Task: Which lines in the records below mention the word "Trump"? Copy each one out.

-- Listed records follows --

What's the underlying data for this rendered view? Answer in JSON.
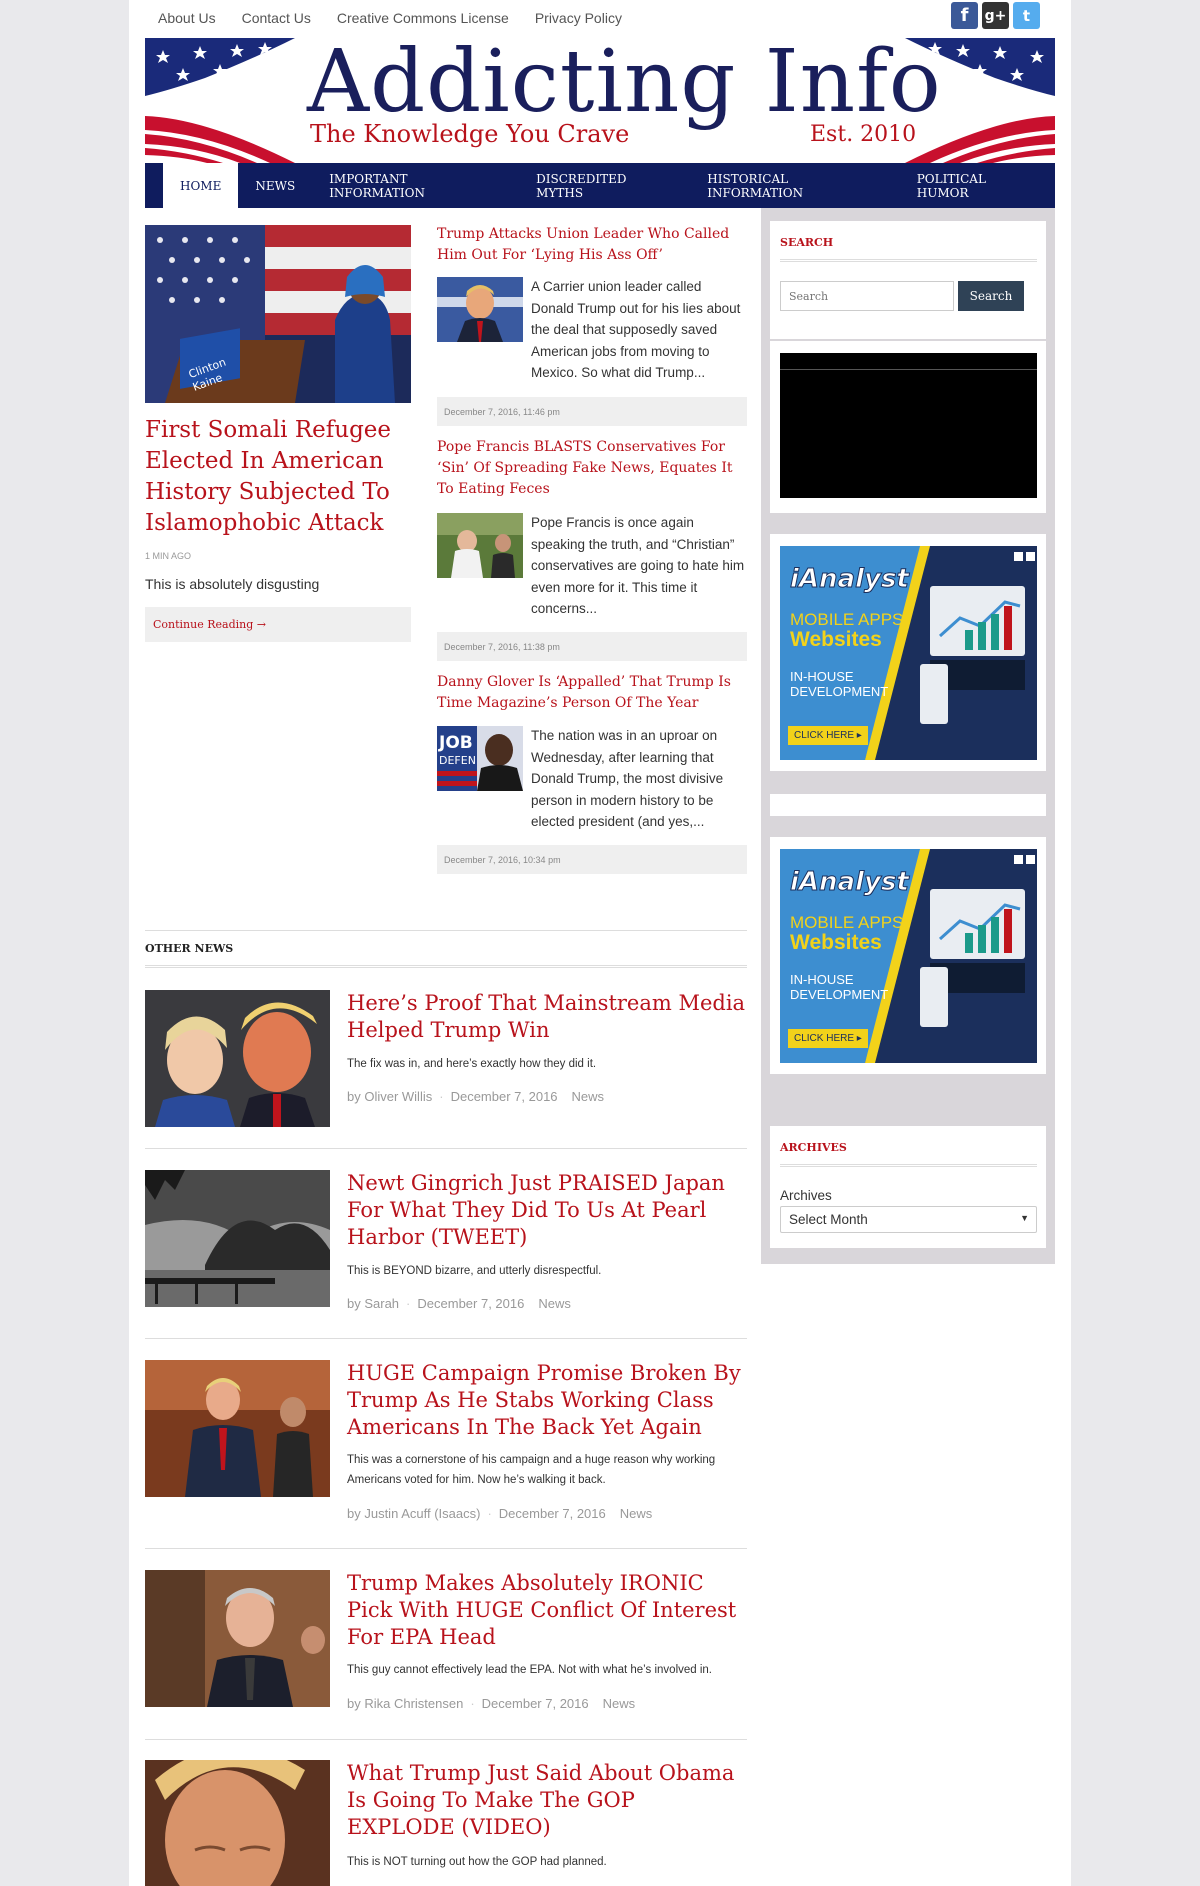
{
  "topbar": {
    "links": [
      "About Us",
      "Contact Us",
      "Creative Commons License",
      "Privacy Policy"
    ],
    "social": [
      "facebook-icon",
      "google-plus-icon",
      "twitter-icon"
    ]
  },
  "banner": {
    "title": "Addicting Info",
    "tagline": "The Knowledge You Crave",
    "established": "Est. 2010"
  },
  "nav": {
    "items": [
      "HOME",
      "NEWS",
      "IMPORTANT INFORMATION",
      "DISCREDITED MYTHS",
      "HISTORICAL INFORMATION",
      "POLITICAL HUMOR"
    ],
    "active": "HOME"
  },
  "featured": {
    "title": "First Somali Refugee Elected In American History Subjected To Islamophobic Attack",
    "time": "1 MIN AGO",
    "excerpt": "This is absolutely disgusting",
    "more": "Continue Reading →"
  },
  "mid_posts": [
    {
      "title": "Trump Attacks Union Leader Who Called Him Out For ‘Lying His Ass Off’",
      "excerpt": "A Carrier union leader called Donald Trump out for his lies about the deal that supposedly saved American jobs from moving to Mexico. So what did Trump...",
      "date": "December 7, 2016, 11:46 pm"
    },
    {
      "title": "Pope Francis BLASTS Conservatives For ‘Sin’ Of Spreading Fake News, Equates It To Eating Feces",
      "excerpt": "Pope Francis is once again speaking the truth, and “Christian” conservatives are going to hate him even more for it. This time it concerns...",
      "date": "December 7, 2016, 11:38 pm"
    },
    {
      "title": "Danny Glover Is ‘Appalled’ That Trump Is Time Magazine’s Person Of The Year",
      "excerpt": "The nation was in an uproar on Wednesday, after learning that Donald Trump, the most divisive person in modern history to be elected president (and yes,...",
      "date": "December 7, 2016, 10:34 pm"
    }
  ],
  "other_news": {
    "heading": "OTHER NEWS",
    "items": [
      {
        "title": "Here’s Proof That Mainstream Media Helped Trump Win",
        "excerpt": "The fix was in, and here’s exactly how they did it.",
        "author": "by Oliver Willis",
        "date": "December 7, 2016",
        "category": "News"
      },
      {
        "title": "Newt Gingrich Just PRAISED Japan For What They Did To Us At Pearl Harbor (TWEET)",
        "excerpt": "This is BEYOND bizarre, and utterly disrespectful.",
        "author": "by Sarah",
        "date": "December 7, 2016",
        "category": "News"
      },
      {
        "title": "HUGE Campaign Promise Broken By Trump As He Stabs Working Class Americans In The Back Yet Again",
        "excerpt": "This was a cornerstone of his campaign and a huge reason why working Americans voted for him. Now he’s walking it back.",
        "author": "by Justin Acuff (Isaacs)",
        "date": "December 7, 2016",
        "category": "News"
      },
      {
        "title": "Trump Makes Absolutely IRONIC Pick With HUGE Conflict Of Interest For EPA Head",
        "excerpt": "This guy cannot effectively lead the EPA. Not with what he’s involved in.",
        "author": "by Rika Christensen",
        "date": "December 7, 2016",
        "category": "News"
      },
      {
        "title": "What Trump Just Said About Obama Is Going To Make The GOP EXPLODE (VIDEO)",
        "excerpt": "This is NOT turning out how the GOP had planned.",
        "author": "",
        "date": "",
        "category": ""
      }
    ]
  },
  "sidebar": {
    "search_title": "SEARCH",
    "search_placeholder": "Search",
    "search_button": "Search",
    "ad": {
      "brand": "iAnalyst",
      "line1": "MOBILE APPS",
      "line2": "Websites",
      "line3": "IN-HOUSE",
      "line4": "DEVELOPMENT",
      "cta": "CLICK HERE ▸"
    },
    "archives_title": "ARCHIVES",
    "archives_label": "Archives",
    "archives_select": "Select Month"
  },
  "colors": {
    "brand_red": "#b8121b",
    "nav_navy": "#0f1c5e",
    "search_button": "#2f4256"
  }
}
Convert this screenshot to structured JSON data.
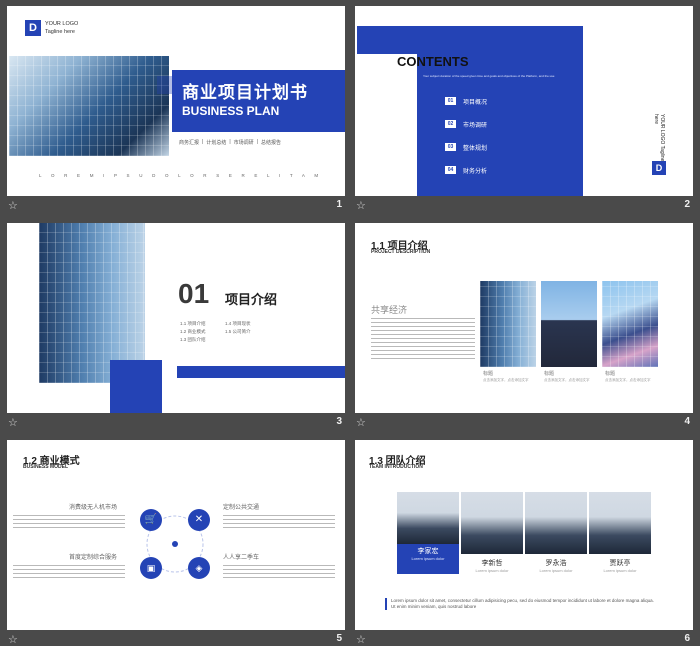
{
  "slides": [
    {
      "number": "1",
      "logo_letter": "D",
      "logo_line1": "YOUR LOGO",
      "logo_line2": "Tagline here",
      "title_cn": "商业项目计划书",
      "title_en": "BUSINESS PLAN",
      "tags": [
        "商务汇报",
        "|",
        "计划总结",
        "|",
        "市场调研",
        "|",
        "总结报告"
      ],
      "lorem_strip": "L O R E M  I P S U D O L O R S  E R E L I T A M"
    },
    {
      "number": "2",
      "heading": "CONTENTS",
      "subtext": "Your subject duration of the speed given time and goals and objectives of the Platform, and the use",
      "items": [
        {
          "num": "01",
          "label": "项目概况"
        },
        {
          "num": "02",
          "label": "市场调研"
        },
        {
          "num": "03",
          "label": "整体规划"
        },
        {
          "num": "04",
          "label": "财务分析"
        }
      ],
      "side_logo_letter": "D",
      "side_logo_text": "YOUR LOGO Tagline here"
    },
    {
      "number": "3",
      "big_num": "01",
      "title": "项目介绍",
      "sub_items": [
        "1.1 项目介绍",
        "1.4 项目现状",
        "1.2 商业模式",
        "1.5 公司简介",
        "1.3 团队介绍"
      ]
    },
    {
      "number": "4",
      "heading": "1.1 项目介绍",
      "subheading": "PROJECT DESCRIPTION",
      "left_title": "共享经济",
      "captions": [
        "标题",
        "标题",
        "标题"
      ],
      "caption_sub": [
        "点击添加文字，点击添加文字",
        "点击添加文字，点击添加文字",
        "点击添加文字，点击添加文字"
      ]
    },
    {
      "number": "5",
      "heading": "1.2 商业模式",
      "subheading": "BUSINESS MODEL",
      "labels": [
        "消费级无人机市场",
        "定制公共交通",
        "首度定制综合服务",
        "人人享二季车"
      ]
    },
    {
      "number": "6",
      "heading": "1.3 团队介绍",
      "subheading": "TEAM INTRODUCTION",
      "members": [
        {
          "name": "李家宏",
          "role": "Lorem ipsum dolor"
        },
        {
          "name": "李新哲",
          "role": "Lorem ipsum dolor"
        },
        {
          "name": "罗永浩",
          "role": "Lorem ipsum dolor"
        },
        {
          "name": "贾跃亭",
          "role": "Lorem ipsum dolor"
        }
      ],
      "dash": "—",
      "paragraph": "Lorem ipsum dolor sit amet, consectetur cillum adipisicing pecu, sed do eiusmod tempor incididunt ut labore et dolore magna aliqua. Ut enim minim veniam, quis nostrud labore"
    }
  ],
  "footer_icon": "☆"
}
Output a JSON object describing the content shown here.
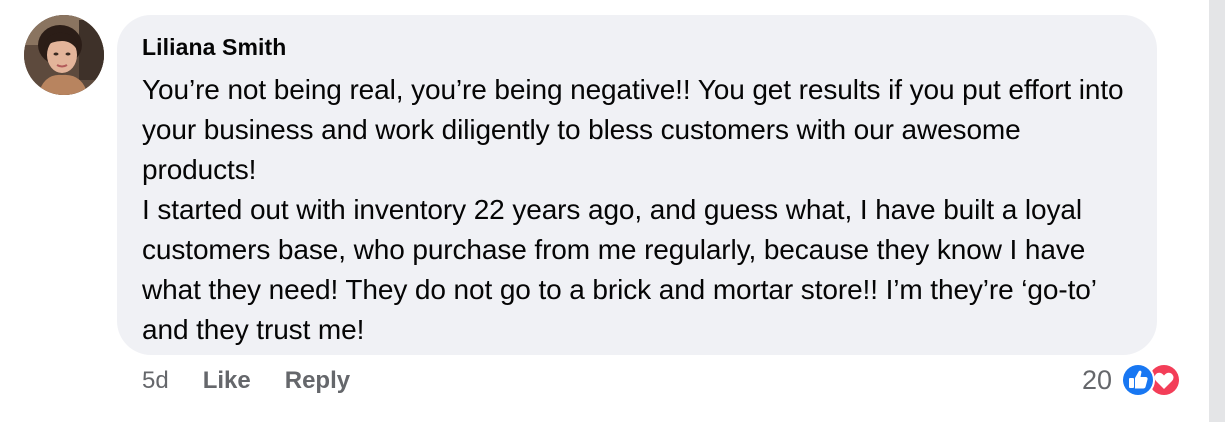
{
  "comment": {
    "author": "Liliana Smith",
    "paragraphs": [
      "You’re not being real, you’re being negative!! You get results if you put effort into your business and work diligently to bless customers with our awesome products!",
      "I started out with inventory 22 years ago, and guess what, I have built a loyal customers base, who purchase from me regularly, because they know I have what they need! They do not go to a brick and mortar store!! I’m they’re ‘go-to’ and they trust me!"
    ]
  },
  "actions": {
    "timestamp": "5d",
    "like_label": "Like",
    "reply_label": "Reply"
  },
  "reactions": {
    "count": "20",
    "icons": [
      "like-icon",
      "love-icon"
    ],
    "like_color": "#1877f2",
    "love_color": "#f33e58"
  },
  "colors": {
    "bubble_bg": "#f0f1f5",
    "secondary_text": "#65676b",
    "primary_text": "#050505"
  }
}
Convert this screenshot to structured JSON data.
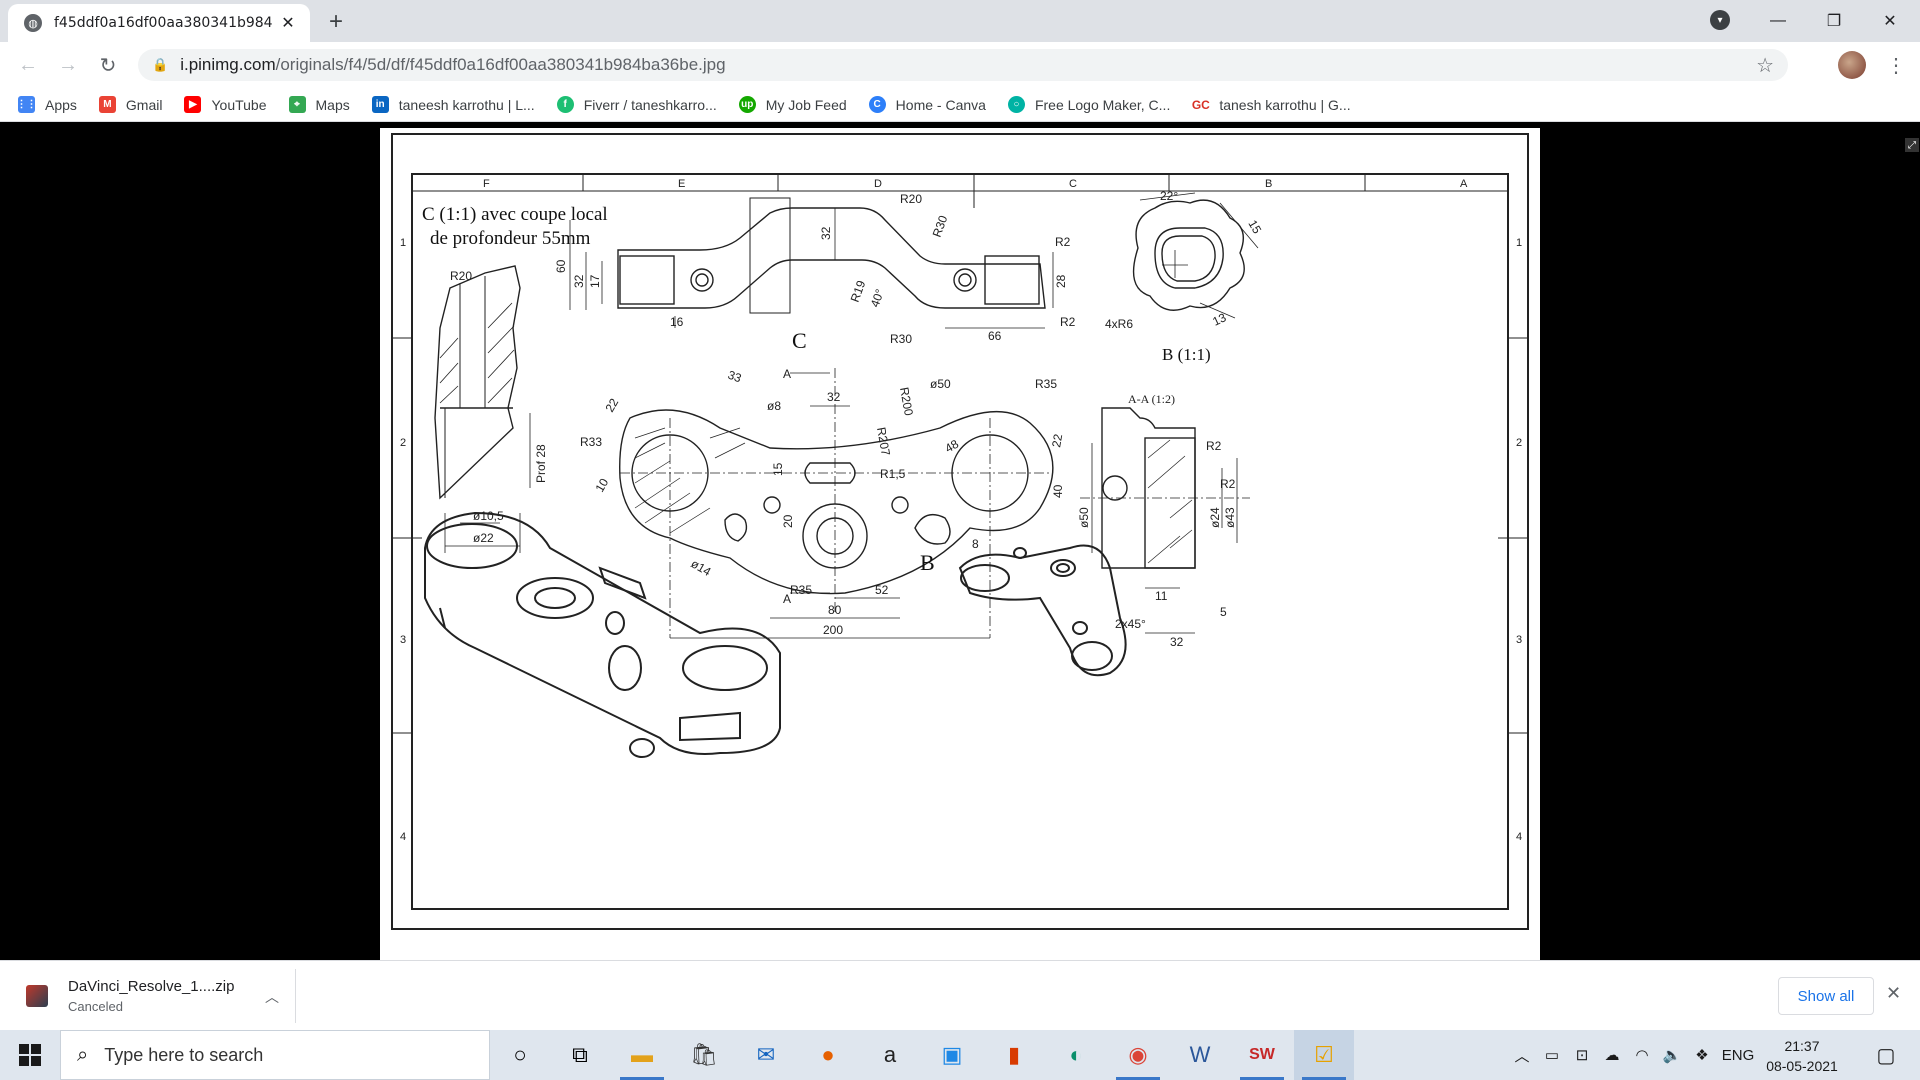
{
  "browser": {
    "tab": {
      "title": "f45ddf0a16df00aa380341b984ba",
      "favicon": "globe-icon"
    },
    "window_controls": [
      "minimize",
      "restore",
      "close"
    ],
    "omnibox": {
      "host": "i.pinimg.com",
      "path": "/originals/f4/5d/df/f45ddf0a16df00aa380341b984ba36be.jpg"
    },
    "bookmarks": [
      {
        "label": "Apps",
        "icon": "apps-grid-icon",
        "color": "#4285f4"
      },
      {
        "label": "Gmail",
        "icon": "gmail-icon",
        "color": "#ea4335"
      },
      {
        "label": "YouTube",
        "icon": "youtube-icon",
        "color": "#ff0000"
      },
      {
        "label": "Maps",
        "icon": "maps-icon",
        "color": "#34a853"
      },
      {
        "label": "taneesh karrothu | L...",
        "icon": "linkedin-icon",
        "color": "#0a66c2"
      },
      {
        "label": "Fiverr / taneshkarro...",
        "icon": "fiverr-icon",
        "color": "#1dbf73"
      },
      {
        "label": "My Job Feed",
        "icon": "upwork-icon",
        "color": "#14a800"
      },
      {
        "label": "Home - Canva",
        "icon": "canva-icon",
        "color": "#00c4cc"
      },
      {
        "label": "Free Logo Maker, C...",
        "icon": "logo-maker-icon",
        "color": "#00b3a4"
      },
      {
        "label": "tanesh karrothu | G...",
        "icon": "gc-icon",
        "color": "#d93025"
      }
    ]
  },
  "drawing": {
    "title_line1": "C (1:1) avec coupe local",
    "title_line2": "de profondeur 55mm",
    "columns": [
      "F",
      "E",
      "D",
      "C",
      "B",
      "A"
    ],
    "rows": [
      "1",
      "2",
      "3",
      "4"
    ],
    "labels": {
      "C": "C",
      "B": "B",
      "B_view": "B (1:1)",
      "AA_view": "A-A (1:2)",
      "A_top": "A",
      "A_bottom": "A",
      "d_R20a": "R20",
      "d_R20b": "R20",
      "d_R30a": "R30",
      "d_R30b": "R30",
      "d_R2a": "R2",
      "d_R2b": "R2",
      "d_R19": "R19",
      "d_40deg": "40°",
      "d_60": "60",
      "d_32a": "32",
      "d_17": "17",
      "d_16": "16",
      "d_32b": "32",
      "d_28a": "28",
      "d_66": "66",
      "d_22deg": "22°",
      "d_15": "15",
      "d_13": "13",
      "d_4xR6": "4xR6",
      "d_prof28": "Prof 28",
      "d_phi105": "ø10,5",
      "d_phi22": "ø22",
      "d_33": "33",
      "d_22a": "22",
      "d_phi8": "ø8",
      "d_32c": "32",
      "d_R207": "R207",
      "d_R200": "R200",
      "d_phi50a": "ø50",
      "d_R35a": "R35",
      "d_R33": "R33",
      "d_10": "10",
      "d_15b": "15",
      "d_48": "48",
      "d_R15": "R1,5",
      "d_22b": "22",
      "d_40": "40",
      "d_20": "20",
      "d_phi14": "ø14",
      "d_8": "8",
      "d_R35b": "R35",
      "d_52": "52",
      "d_80": "80",
      "d_200": "200",
      "d_R2c": "R2",
      "d_R2d": "R2",
      "d_phi50b": "ø50",
      "d_phi24": "ø24",
      "d_phi43": "ø43",
      "d_11": "11",
      "d_5": "5",
      "d_2x45": "2x45°",
      "d_32d": "32"
    }
  },
  "download": {
    "filename": "DaVinci_Resolve_1....zip",
    "status": "Canceled",
    "show_all": "Show all"
  },
  "taskbar": {
    "search_placeholder": "Type here to search",
    "apps": [
      "cortana-icon",
      "task-view-icon",
      "file-explorer-icon",
      "store-icon",
      "mail-icon",
      "firefox-icon",
      "amazon-icon",
      "remote-desktop-icon",
      "office-icon",
      "edge-icon",
      "chrome-icon",
      "word-icon",
      "solidworks-icon",
      "tasks-icon"
    ],
    "language": "ENG",
    "time": "21:37",
    "date": "08-05-2021"
  }
}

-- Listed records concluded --

Written response:
      "title": "Trump Attacks Union Leader Who Called Him Out For ‘Lying His Ass Off’",
      "excerpt": "A Carrier union leader called Donald Trump out for his lies about the deal that supposedly saved American jobs from moving to Mexico. So what did Trump...",
      "title": "Danny Glover Is ‘Appalled’ That Trump Is Time Magazine’s Person Of The Year",
      "excerpt": "The nation was in an uproar on Wednesday, after learning that Donald Trump, the most divisive person in modern history to be elected president (and yes,...",
        "title": "Here’s Proof That Mainstream Media Helped Trump Win",
        "title": "HUGE Campaign Promise Broken By Trump As He Stabs Working Class Americans In The Back Yet Again",
        "title": "Trump Makes Absolutely IRONIC Pick With HUGE Conflict Of Interest For EPA Head",
        "title": "What Trump Just Said About Obama Is Going To Make The GOP EXPLODE (VIDEO)",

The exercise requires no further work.